While the percentage of children living in multigenerational households showed a small drop through the 1970s and 1980s, it began to edge upwards in the 1990s. In addition, through the end of the 20th century, the regional variation in multigenerational households seen in the 1960s holds. By the 2000 and 2010 Census, however, children in Southwestern states, such as Arizona, California, and New Mexico, were as likely to live with grandparents as children living in the South.
States with highest rates of children living in a multigenerational household in 2010 were:
- Hawaii (25 percent)
- District of Columbia (20 percent)
- Mississippi (19 percent)
- New Mexico (17 percent)
- California, Louisiana (16 percent)
States with lowest rates of children living in a multigenerational household in 2010 were:
- Iowa, North Dakota (5 percent)
- Minnesota (6 percent)
- Maine, Nebraska, Wisconsin (7 percent)
However, the rate of children living in these extended families is only part of the story: how those families are constructed also has regional variation.
Types of Multigenerational Households
While all multigenerational households contain grandparents and grandchildren, the composition of those households can be very different. In the 1960s, the majority of multigenerational households in New England and many Northern states were middle generation- headed households. This is when, for example, grandma comes to live with her daughter, son-in-law, and grandchildren. In this configuration, the daughter and son-in-law are the established householders.
In contrast, grandparent-headed households are when the grandparent is the established householder and the daughter, son-in-law, and grandchildren are under the umbrella of the grandparent. This also includes skip-generation households where the grandparents and grandchildren live together without the middle generation. Skip-generation households are often formed as a temporary living arrangement when parents are unable to care for their children, or following the death of the parent.
In the 1960s, in some New England states, it was twice as common for children to live in a multigenerational household where their own parents were the householder than it was for them to live in a grandparent-headed household. In the South, on the other hand, children lived in grandparent-headed households at twice the rate that they lived in middle-generation-headed households. However, by the 1980 Census, it was more common for children to live in grandparent-headed households than middle-generation-headed households in all 50 states. This trend continues to hold across the country: in 2010 it was at twice as common for children in multigenerational households to live in a grandparent-headed home than in a middle generation-headed home. In 17 states and the District of Columbia, four out of five children who live in multigenerational households lived with a grandparent head (shown in the dark green in 2010 map below).

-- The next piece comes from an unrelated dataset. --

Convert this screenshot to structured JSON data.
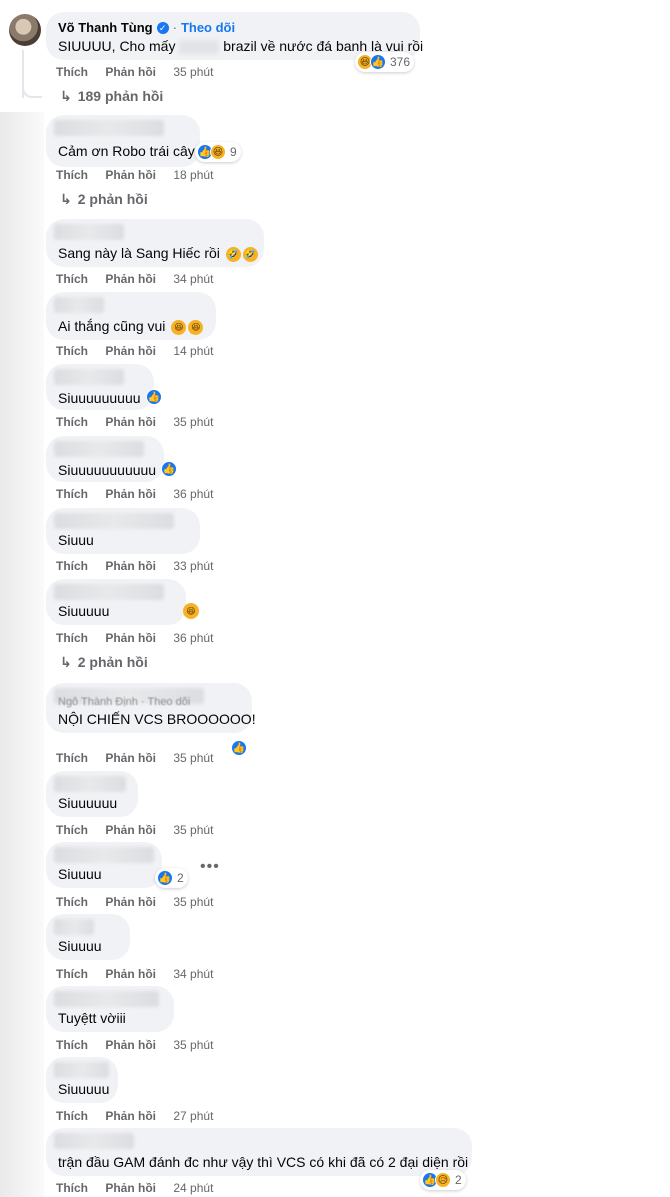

The shift in the composition of multigenerational households hints at changing ways families provide care for their members. In the 1960s, it was more common for children to experience grandma coming to live with them and their parents (the South and Hawaii excepted). Now, regardless of region, it is more common for children to reside with grandma and grandpa. Some children live with grandma and grandpa from the time they are born. For others, the households form after economic or emotional distress, such as a job loss or divorce. For these children, and their parents, living with grandparents means the disruption of packing their bag and adjusting to life in a new location. Regardless of how they are formed, both types of families must deal with the realities and challenges of meeting the needs of the youngest and oldest generations simultaneously.
 The minor child is the grandchild of either the household head, spouse of the household head or lives in a household which also contains the parent or parent-in-law of the household head.